[Saved data entries]
□ □ □ □ □ □ □

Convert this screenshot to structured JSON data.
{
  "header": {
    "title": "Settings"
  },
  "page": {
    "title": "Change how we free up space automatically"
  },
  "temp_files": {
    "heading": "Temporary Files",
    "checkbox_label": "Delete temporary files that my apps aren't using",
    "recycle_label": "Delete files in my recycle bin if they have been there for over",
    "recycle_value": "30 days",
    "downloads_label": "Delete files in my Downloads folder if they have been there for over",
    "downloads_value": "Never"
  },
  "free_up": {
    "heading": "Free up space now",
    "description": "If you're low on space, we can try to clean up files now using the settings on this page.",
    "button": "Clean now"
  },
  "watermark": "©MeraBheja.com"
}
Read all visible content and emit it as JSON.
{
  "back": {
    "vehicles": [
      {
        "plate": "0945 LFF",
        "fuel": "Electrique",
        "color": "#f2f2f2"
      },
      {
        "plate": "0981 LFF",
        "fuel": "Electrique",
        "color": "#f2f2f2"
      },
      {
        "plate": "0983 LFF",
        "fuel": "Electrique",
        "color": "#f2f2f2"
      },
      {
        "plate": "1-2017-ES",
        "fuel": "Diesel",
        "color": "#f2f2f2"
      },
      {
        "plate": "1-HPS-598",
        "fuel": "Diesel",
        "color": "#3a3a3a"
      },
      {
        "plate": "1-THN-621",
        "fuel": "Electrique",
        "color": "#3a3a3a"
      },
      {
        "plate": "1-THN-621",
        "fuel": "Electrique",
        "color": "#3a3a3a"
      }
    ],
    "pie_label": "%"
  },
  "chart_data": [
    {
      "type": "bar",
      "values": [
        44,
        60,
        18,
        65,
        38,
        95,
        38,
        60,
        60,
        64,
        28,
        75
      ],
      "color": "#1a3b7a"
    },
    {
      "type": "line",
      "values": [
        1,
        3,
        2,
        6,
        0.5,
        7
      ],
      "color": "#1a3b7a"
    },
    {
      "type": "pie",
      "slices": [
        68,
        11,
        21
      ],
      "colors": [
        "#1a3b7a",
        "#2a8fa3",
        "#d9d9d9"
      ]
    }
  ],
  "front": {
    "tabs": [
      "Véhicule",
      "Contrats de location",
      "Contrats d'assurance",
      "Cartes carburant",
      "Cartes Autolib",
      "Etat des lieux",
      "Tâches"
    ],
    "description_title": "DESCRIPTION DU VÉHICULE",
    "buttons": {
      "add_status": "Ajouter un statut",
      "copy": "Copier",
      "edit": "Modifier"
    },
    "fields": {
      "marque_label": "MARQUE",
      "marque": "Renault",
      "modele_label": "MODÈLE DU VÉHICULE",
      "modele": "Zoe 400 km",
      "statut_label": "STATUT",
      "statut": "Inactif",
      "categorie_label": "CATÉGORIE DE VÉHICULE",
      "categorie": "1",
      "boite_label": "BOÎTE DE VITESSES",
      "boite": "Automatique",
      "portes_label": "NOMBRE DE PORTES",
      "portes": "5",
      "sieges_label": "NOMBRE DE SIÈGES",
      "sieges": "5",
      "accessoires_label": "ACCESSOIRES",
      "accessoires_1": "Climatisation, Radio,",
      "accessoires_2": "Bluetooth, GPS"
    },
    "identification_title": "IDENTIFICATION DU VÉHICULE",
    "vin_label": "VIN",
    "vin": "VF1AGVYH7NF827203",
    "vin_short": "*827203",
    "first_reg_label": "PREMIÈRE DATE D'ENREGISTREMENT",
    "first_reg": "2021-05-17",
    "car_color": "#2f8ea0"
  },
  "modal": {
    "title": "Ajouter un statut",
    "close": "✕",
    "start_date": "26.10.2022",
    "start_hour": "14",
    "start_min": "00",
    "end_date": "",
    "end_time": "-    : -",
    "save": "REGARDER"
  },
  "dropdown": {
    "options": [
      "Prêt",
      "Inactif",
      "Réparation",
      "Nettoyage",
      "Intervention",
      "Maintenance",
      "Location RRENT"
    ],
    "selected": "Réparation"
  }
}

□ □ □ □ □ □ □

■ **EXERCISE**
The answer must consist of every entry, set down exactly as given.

■ **FINAL ANSWER**
Convert this screenshot to structured JSON data.
{
  "header": {
    "title": "Settings"
  },
  "page": {
    "title": "Change how we free up space automatically"
  },
  "temp_files": {
    "heading": "Temporary Files",
    "checkbox_label": "Delete temporary files that my apps aren't using",
    "recycle_label": "Delete files in my recycle bin if they have been there for over",
    "recycle_value": "30 days",
    "downloads_label": "Delete files in my Downloads folder if they have been there for over",
    "downloads_value": "Never"
  },
  "free_up": {
    "heading": "Free up space now",
    "description": "If you're low on space, we can try to clean up files now using the settings on this page.",
    "button": "Clean now"
  },
  "watermark": "©MeraBheja.com"
}
Read all visible content and emit it as JSON.
{
  "back": {
    "vehicles": [
      {
        "plate": "0945 LFF",
        "fuel": "Electrique",
        "color": "#f2f2f2"
      },
      {
        "plate": "0981 LFF",
        "fuel": "Electrique",
        "color": "#f2f2f2"
      },
      {
        "plate": "0983 LFF",
        "fuel": "Electrique",
        "color": "#f2f2f2"
      },
      {
        "plate": "1-2017-ES",
        "fuel": "Diesel",
        "color": "#f2f2f2"
      },
      {
        "plate": "1-HPS-598",
        "fuel": "Diesel",
        "color": "#3a3a3a"
      },
      {
        "plate": "1-THN-621",
        "fuel": "Electrique",
        "color": "#3a3a3a"
      },
      {
        "plate": "1-THN-621",
        "fuel": "Electrique",
        "color": "#3a3a3a"
      }
    ],
    "pie_label": "%"
  },
  "chart_data": [
    {
      "type": "bar",
      "values": [
        44,
        60,
        18,
        65,
        38,
        95,
        38,
        60,
        60,
        64,
        28,
        75
      ],
      "color": "#1a3b7a"
    },
    {
      "type": "line",
      "values": [
        1,
        3,
        2,
        6,
        0.5,
        7
      ],
      "color": "#1a3b7a"
    },
    {
      "type": "pie",
      "slices": [
        68,
        11,
        21
      ],
      "colors": [
        "#1a3b7a",
        "#2a8fa3",
        "#d9d9d9"
      ]
    }
  ],
  "front": {
    "tabs": [
      "Véhicule",
      "Contrats de location",
      "Contrats d'assurance",
      "Cartes carburant",
      "Cartes Autolib",
      "Etat des lieux",
      "Tâches"
    ],
    "description_title": "DESCRIPTION DU VÉHICULE",
    "buttons": {
      "add_status": "Ajouter un statut",
      "copy": "Copier",
      "edit": "Modifier"
    },
    "fields": {
      "marque_label": "MARQUE",
      "marque": "Renault",
      "modele_label": "MODÈLE DU VÉHICULE",
      "modele": "Zoe 400 km",
      "statut_label": "STATUT",
      "statut": "Inactif",
      "categorie_label": "CATÉGORIE DE VÉHICULE",
      "categorie": "1",
      "boite_label": "BOÎTE DE VITESSES",
      "boite": "Automatique",
      "portes_label": "NOMBRE DE PORTES",
      "portes": "5",
      "sieges_label": "NOMBRE DE SIÈGES",
      "sieges": "5",
      "accessoires_label": "ACCESSOIRES",
      "accessoires_1": "Climatisation, Radio,",
      "accessoires_2": "Bluetooth, GPS"
    },
    "identification_title": "IDENTIFICATION DU VÉHICULE",
    "vin_label": "VIN",
    "vin": "VF1AGVYH7NF827203",
    "vin_short": "*827203",
    "first_reg_label": "PREMIÈRE DATE D'ENREGISTREMENT",
    "first_reg": "2021-05-17",
    "car_color": "#2f8ea0"
  },
  "modal": {
    "title": "Ajouter un statut",
    "close": "✕",
    "start_date": "26.10.2022",
    "start_hour": "14",
    "start_min": "00",
    "end_date": "",
    "end_time": "-    : -",
    "save": "REGARDER"
  },
  "dropdown": {
    "options": [
      "Prêt",
      "Inactif",
      "Réparation",
      "Nettoyage",
      "Intervention",
      "Maintenance",
      "Location RRENT"
    ],
    "selected": "Réparation"
  }
}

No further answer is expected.